Excerpts from a dataset:
---
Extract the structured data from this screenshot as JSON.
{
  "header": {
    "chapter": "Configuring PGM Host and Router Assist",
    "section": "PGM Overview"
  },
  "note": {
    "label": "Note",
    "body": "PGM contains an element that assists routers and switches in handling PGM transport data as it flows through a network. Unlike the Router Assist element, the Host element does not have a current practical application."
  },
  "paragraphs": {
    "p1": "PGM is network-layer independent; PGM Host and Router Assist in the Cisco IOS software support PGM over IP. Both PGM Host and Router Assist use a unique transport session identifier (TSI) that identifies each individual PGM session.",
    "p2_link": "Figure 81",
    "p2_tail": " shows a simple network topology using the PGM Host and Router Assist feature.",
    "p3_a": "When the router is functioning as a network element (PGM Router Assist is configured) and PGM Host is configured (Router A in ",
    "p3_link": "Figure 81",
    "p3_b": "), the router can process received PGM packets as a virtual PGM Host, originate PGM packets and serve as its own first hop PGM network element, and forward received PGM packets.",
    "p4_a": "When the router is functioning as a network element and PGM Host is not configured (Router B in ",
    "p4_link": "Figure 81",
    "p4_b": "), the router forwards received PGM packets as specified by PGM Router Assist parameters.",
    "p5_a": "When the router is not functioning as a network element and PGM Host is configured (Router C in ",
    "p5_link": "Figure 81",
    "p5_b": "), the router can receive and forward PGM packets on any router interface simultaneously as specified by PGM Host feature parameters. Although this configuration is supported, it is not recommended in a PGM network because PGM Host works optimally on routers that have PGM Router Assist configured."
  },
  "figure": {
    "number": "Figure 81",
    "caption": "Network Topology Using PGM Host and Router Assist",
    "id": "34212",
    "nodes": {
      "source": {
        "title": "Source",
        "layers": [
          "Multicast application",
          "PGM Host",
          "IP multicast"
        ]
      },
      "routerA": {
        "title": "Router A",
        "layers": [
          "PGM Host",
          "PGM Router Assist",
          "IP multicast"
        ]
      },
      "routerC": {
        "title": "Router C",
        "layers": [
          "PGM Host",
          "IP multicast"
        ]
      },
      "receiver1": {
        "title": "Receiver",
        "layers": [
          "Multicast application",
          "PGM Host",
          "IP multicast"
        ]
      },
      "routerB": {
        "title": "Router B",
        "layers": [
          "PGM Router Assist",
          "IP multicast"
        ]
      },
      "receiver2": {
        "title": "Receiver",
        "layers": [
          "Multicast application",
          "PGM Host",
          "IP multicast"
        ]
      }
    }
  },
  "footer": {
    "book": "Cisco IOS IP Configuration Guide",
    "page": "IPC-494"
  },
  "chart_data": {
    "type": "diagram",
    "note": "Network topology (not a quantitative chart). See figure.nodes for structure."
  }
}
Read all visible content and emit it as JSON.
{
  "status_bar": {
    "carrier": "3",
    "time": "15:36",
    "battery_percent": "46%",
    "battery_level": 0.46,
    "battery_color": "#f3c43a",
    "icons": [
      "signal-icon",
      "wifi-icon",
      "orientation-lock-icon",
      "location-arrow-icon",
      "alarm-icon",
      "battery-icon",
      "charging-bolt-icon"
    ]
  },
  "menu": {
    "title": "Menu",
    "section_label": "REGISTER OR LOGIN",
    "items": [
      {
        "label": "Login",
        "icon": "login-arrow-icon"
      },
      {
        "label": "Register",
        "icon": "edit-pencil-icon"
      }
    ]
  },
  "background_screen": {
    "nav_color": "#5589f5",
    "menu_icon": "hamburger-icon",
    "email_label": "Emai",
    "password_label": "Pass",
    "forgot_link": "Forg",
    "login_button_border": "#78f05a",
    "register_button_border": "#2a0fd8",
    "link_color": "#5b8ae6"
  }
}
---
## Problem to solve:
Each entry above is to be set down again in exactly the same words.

## Response:
Extract the structured data from this screenshot as JSON.
{
  "header": {
    "chapter": "Configuring PGM Host and Router Assist",
    "section": "PGM Overview"
  },
  "note": {
    "label": "Note",
    "body": "PGM contains an element that assists routers and switches in handling PGM transport data as it flows through a network. Unlike the Router Assist element, the Host element does not have a current practical application."
  },
  "paragraphs": {
    "p1": "PGM is network-layer independent; PGM Host and Router Assist in the Cisco IOS software support PGM over IP. Both PGM Host and Router Assist use a unique transport session identifier (TSI) that identifies each individual PGM session.",
    "p2_link": "Figure 81",
    "p2_tail": " shows a simple network topology using the PGM Host and Router Assist feature.",
    "p3_a": "When the router is functioning as a network element (PGM Router Assist is configured) and PGM Host is configured (Router A in ",
    "p3_link": "Figure 81",
    "p3_b": "), the router can process received PGM packets as a virtual PGM Host, originate PGM packets and serve as its own first hop PGM network element, and forward received PGM packets.",
    "p4_a": "When the router is functioning as a network element and PGM Host is not configured (Router B in ",
    "p4_link": "Figure 81",
    "p4_b": "), the router forwards received PGM packets as specified by PGM Router Assist parameters.",
    "p5_a": "When the router is not functioning as a network element and PGM Host is configured (Router C in ",
    "p5_link": "Figure 81",
    "p5_b": "), the router can receive and forward PGM packets on any router interface simultaneously as specified by PGM Host feature parameters. Although this configuration is supported, it is not recommended in a PGM network because PGM Host works optimally on routers that have PGM Router Assist configured."
  },
  "figure": {
    "number": "Figure 81",
    "caption": "Network Topology Using PGM Host and Router Assist",
    "id": "34212",
    "nodes": {
      "source": {
        "title": "Source",
        "layers": [
          "Multicast application",
          "PGM Host",
          "IP multicast"
        ]
      },
      "routerA": {
        "title": "Router A",
        "layers": [
          "PGM Host",
          "PGM Router Assist",
          "IP multicast"
        ]
      },
      "routerC": {
        "title": "Router C",
        "layers": [
          "PGM Host",
          "IP multicast"
        ]
      },
      "receiver1": {
        "title": "Receiver",
        "layers": [
          "Multicast application",
          "PGM Host",
          "IP multicast"
        ]
      },
      "routerB": {
        "title": "Router B",
        "layers": [
          "PGM Router Assist",
          "IP multicast"
        ]
      },
      "receiver2": {
        "title": "Receiver",
        "layers": [
          "Multicast application",
          "PGM Host",
          "IP multicast"
        ]
      }
    }
  },
  "footer": {
    "book": "Cisco IOS IP Configuration Guide",
    "page": "IPC-494"
  },
  "chart_data": {
    "type": "diagram",
    "note": "Network topology (not a quantitative chart). See figure.nodes for structure."
  }
}
Read all visible content and emit it as JSON.
{
  "status_bar": {
    "carrier": "3",
    "time": "15:36",
    "battery_percent": "46%",
    "battery_level": 0.46,
    "battery_color": "#f3c43a",
    "icons": [
      "signal-icon",
      "wifi-icon",
      "orientation-lock-icon",
      "location-arrow-icon",
      "alarm-icon",
      "battery-icon",
      "charging-bolt-icon"
    ]
  },
  "menu": {
    "title": "Menu",
    "section_label": "REGISTER OR LOGIN",
    "items": [
      {
        "label": "Login",
        "icon": "login-arrow-icon"
      },
      {
        "label": "Register",
        "icon": "edit-pencil-icon"
      }
    ]
  },
  "background_screen": {
    "nav_color": "#5589f5",
    "menu_icon": "hamburger-icon",
    "email_label": "Emai",
    "password_label": "Pass",
    "forgot_link": "Forg",
    "login_button_border": "#78f05a",
    "register_button_border": "#2a0fd8",
    "link_color": "#5b8ae6"
  }
}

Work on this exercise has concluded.